Such a conflict existed not only toward the end of the Edo period, as a conflict between those who supported open-country policy and those who advocated the expulsion of foreigners, but also exists at the present time, as a conflict between the structural reformists and the conservatives. The discussion in this paper is inspired by a book authored by Jun Yonaha, Chugokuka suru nihon (Chinafication in Japan). After presenting the definitions as well as the logic that Yonaha uses in his book, this paper defines”Chinafication”as the tendency where Japan regards the trend of globalization as irreversible and follows it willingly and “Edofication” as the tendency where it denies the convenience associated with the globalization trend and supports the idea of increasing Japan’s international presence while cherishing the country’s unique culture and values. Several points are then raised as to the historically familiar question of whether Japan should pursue Chinafication or Edofication.
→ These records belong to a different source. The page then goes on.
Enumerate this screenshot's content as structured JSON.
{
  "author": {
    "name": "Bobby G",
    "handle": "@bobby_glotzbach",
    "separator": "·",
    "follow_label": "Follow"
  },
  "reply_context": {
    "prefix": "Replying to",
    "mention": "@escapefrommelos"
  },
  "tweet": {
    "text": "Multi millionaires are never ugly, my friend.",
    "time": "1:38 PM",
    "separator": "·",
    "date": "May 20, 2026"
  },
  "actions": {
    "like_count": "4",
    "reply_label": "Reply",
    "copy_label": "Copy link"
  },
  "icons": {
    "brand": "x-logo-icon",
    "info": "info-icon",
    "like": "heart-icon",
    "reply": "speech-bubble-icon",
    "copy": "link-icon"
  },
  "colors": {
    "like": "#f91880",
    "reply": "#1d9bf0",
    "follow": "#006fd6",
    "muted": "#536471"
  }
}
The rough gist of Yonaha’s argument is as follows: the politico-economic system that was established in China more than a thousand years ago in the Song Dynasty period is a prototype of the modern global world, and the modern world (which includes Japan) is actually converging to the politico-economic model that was built in that period. According to Yonaha, Japan cannot resist the major historical trend called Chinafication and must depart from the closedness typical of the Edo period, which is characterized by “vertical” personal relationships constrained by family lineage. Can this argument be really accepted? This is a question that needs to be fully discussed from a variety of angles. The author’s position is that there is no easy answer to this question. In what follows, based on Yonaha’s argument, the author examines this issue, an issue that has arisen repeatedly throughout the history of Japan and which the Japanese cannot avoid.